Scientists have found the unmistakable presence of certain isotopes in an iron meteorite. Since these meteorites are thought to leftover bits of planetary cores, similar isotopes must be in the Earth’s own core. And the only place to get those isotopes is from the solar wind.
Our sun constantly churns out a steady drizzle of charged particles. It’s called the solar wind, and it’s usually made of electrons, but occasionally something heavier can come out. Indeed, in our solar system, the only way to get certain isotopes of helium and iron is through the solar wind.
Prof. Dr Mario Trieloff, head of the Geo- and Cosmochemistry research group at the University of Heidelberg, and his is team looked for these isotopes in the Washington County meteorite. That meteorite fell to Earth about 100 years in Colorado, USA. The Washington County meteorite is an iron-type meteorite, which represent less than 5% of all meteorite falls.
Iron-type meteorites are thought to be broken-off bits of old protoplanetary cores.

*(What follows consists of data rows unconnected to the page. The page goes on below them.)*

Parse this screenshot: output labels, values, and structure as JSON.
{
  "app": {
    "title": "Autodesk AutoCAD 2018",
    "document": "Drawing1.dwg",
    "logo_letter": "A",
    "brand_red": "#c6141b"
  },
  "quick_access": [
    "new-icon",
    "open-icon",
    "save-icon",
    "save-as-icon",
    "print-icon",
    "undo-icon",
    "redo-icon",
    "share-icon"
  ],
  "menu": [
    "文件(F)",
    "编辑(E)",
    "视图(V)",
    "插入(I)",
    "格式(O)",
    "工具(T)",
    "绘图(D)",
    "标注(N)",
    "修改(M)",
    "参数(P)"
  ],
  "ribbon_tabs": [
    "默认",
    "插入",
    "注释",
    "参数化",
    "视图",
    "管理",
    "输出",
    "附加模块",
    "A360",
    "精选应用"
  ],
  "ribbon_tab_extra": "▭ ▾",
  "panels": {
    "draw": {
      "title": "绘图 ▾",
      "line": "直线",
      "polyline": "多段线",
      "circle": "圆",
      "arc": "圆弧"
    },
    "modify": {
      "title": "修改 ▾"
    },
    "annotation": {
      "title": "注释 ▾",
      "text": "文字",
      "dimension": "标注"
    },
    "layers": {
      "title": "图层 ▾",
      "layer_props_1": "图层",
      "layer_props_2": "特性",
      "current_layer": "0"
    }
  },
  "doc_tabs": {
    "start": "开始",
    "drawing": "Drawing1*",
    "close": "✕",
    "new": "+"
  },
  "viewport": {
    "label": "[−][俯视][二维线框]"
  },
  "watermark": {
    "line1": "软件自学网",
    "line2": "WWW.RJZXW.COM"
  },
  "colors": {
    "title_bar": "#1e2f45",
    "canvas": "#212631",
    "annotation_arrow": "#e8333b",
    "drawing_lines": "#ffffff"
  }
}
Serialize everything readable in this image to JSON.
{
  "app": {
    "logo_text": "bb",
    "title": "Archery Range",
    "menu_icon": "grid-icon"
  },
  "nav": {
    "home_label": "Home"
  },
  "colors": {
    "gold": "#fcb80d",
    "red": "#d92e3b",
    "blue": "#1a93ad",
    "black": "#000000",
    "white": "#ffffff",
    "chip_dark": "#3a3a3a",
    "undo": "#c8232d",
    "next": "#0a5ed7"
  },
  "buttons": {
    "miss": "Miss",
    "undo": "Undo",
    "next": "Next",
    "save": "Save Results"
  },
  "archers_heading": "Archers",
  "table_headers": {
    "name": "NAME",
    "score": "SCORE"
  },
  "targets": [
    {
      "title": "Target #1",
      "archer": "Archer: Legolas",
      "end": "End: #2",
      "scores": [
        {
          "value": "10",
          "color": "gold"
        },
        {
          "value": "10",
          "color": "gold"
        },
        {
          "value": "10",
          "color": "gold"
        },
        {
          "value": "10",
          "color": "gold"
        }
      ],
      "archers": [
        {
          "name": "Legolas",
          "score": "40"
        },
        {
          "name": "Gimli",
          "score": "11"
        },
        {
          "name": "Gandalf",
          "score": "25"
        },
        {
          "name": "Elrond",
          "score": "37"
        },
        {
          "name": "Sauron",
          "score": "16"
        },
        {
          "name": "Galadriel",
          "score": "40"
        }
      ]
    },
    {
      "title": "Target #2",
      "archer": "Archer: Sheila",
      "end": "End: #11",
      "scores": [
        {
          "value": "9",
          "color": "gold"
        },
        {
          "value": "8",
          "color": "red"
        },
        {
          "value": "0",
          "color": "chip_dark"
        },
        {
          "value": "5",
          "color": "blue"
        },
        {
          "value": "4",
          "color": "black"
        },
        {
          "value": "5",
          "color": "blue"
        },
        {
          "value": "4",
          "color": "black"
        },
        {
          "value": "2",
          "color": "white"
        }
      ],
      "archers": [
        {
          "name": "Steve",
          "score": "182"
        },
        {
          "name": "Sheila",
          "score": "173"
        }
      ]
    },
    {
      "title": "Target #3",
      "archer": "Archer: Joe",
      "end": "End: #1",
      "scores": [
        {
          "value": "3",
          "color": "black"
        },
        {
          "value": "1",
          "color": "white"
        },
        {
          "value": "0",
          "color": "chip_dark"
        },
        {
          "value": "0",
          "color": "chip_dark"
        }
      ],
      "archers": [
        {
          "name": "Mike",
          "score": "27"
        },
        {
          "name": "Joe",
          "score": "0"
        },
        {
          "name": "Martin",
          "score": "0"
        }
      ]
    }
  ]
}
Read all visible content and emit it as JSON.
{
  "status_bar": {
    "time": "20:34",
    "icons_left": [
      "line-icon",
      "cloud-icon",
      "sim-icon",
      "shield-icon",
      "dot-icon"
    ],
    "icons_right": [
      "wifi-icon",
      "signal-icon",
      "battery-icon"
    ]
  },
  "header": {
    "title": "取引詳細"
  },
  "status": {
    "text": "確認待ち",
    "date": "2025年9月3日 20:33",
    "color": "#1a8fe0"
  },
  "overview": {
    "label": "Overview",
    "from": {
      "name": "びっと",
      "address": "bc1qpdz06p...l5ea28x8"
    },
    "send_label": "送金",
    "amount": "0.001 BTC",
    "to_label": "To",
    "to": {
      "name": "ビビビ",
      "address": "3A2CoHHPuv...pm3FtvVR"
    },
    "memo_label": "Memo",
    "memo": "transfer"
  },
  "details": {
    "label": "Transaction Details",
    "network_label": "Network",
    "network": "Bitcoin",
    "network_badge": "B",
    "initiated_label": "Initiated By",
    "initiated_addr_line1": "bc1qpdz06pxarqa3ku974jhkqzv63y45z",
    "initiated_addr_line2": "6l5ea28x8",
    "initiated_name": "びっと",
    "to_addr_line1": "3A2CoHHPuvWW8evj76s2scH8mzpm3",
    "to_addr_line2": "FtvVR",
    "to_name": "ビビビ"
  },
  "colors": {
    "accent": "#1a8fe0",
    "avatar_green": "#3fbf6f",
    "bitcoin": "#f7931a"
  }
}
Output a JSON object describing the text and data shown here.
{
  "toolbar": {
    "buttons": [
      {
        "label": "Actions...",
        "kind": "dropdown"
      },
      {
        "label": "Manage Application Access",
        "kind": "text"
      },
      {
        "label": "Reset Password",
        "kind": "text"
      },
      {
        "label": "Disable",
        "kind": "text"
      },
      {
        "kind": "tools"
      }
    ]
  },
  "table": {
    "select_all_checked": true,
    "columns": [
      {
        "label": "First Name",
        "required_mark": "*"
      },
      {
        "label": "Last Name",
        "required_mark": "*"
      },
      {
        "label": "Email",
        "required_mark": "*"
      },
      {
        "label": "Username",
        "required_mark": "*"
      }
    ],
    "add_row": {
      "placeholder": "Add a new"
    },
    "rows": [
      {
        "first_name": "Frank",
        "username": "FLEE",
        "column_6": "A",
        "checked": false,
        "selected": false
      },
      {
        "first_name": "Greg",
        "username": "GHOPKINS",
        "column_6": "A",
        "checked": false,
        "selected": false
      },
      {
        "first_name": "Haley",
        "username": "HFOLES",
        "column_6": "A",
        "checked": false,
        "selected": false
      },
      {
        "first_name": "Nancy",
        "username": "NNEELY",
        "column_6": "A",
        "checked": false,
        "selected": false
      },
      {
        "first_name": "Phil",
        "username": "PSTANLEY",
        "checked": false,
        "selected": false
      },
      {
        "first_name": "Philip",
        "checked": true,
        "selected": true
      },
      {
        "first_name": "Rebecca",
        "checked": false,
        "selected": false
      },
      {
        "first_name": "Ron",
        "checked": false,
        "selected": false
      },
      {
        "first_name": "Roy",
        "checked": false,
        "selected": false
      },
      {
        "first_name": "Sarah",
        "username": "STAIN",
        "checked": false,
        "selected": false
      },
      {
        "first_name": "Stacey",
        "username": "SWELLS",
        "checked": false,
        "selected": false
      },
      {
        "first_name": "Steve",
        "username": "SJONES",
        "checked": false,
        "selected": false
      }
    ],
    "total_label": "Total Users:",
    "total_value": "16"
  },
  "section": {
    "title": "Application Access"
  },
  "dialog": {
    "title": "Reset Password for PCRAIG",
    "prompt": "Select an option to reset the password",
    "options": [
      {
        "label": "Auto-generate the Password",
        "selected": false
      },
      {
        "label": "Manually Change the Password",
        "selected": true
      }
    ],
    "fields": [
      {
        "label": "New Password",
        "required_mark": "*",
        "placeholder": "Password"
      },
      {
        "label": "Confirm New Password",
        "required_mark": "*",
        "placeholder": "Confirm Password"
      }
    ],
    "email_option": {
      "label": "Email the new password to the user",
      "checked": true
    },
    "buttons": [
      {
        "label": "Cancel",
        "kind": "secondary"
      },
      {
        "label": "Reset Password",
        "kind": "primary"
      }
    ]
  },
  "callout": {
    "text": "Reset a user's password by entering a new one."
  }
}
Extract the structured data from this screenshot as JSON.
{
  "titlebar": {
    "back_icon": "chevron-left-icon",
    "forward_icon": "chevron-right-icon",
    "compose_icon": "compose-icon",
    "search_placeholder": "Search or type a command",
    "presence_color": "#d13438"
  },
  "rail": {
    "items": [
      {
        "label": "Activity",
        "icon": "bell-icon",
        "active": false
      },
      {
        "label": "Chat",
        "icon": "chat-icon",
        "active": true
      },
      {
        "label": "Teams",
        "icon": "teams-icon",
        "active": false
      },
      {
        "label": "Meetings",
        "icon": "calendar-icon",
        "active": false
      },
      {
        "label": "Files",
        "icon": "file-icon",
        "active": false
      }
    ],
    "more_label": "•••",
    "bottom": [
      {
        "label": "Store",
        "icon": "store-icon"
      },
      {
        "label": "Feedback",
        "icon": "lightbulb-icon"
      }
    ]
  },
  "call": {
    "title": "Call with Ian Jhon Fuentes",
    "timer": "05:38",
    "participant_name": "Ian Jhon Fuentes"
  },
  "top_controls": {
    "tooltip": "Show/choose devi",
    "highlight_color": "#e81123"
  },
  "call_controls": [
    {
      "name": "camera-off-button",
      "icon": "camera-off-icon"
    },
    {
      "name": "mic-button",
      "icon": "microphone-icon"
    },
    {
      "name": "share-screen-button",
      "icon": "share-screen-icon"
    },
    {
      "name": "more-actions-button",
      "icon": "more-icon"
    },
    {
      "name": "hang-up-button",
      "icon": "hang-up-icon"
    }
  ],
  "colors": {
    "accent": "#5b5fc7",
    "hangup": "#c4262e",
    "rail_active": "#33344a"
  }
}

When our solar system was much younger, it was filled with dozens, even hundreds, of almost-planets. Most of them crashed together to make the family of eight that we know today, but some got smashed to pieces.
The research team found the unmistakable presence of helium and iron isotopes in that sample, which was no easy task. According to Dr. Manfred Vogt, a member of the Trieloff team, ”the measurements had to be extraordinarily accurate and precise to differentiate the solar signatures from the dominant cosmogenic noble gases and atmospheric contamination”.
The only way for the meteorite to have those isotopes is if it absorbed them from the solar wind 4.5 billion years ago. And if that protoplanetary core did it, then so did the Earth.
The results explain why igneous rocks formed from deep mantle plumes in Hawaii and Réunion also share these isotopes: the mantle plumes are deep enough to draw those isotopes all the way from the Earth’s core.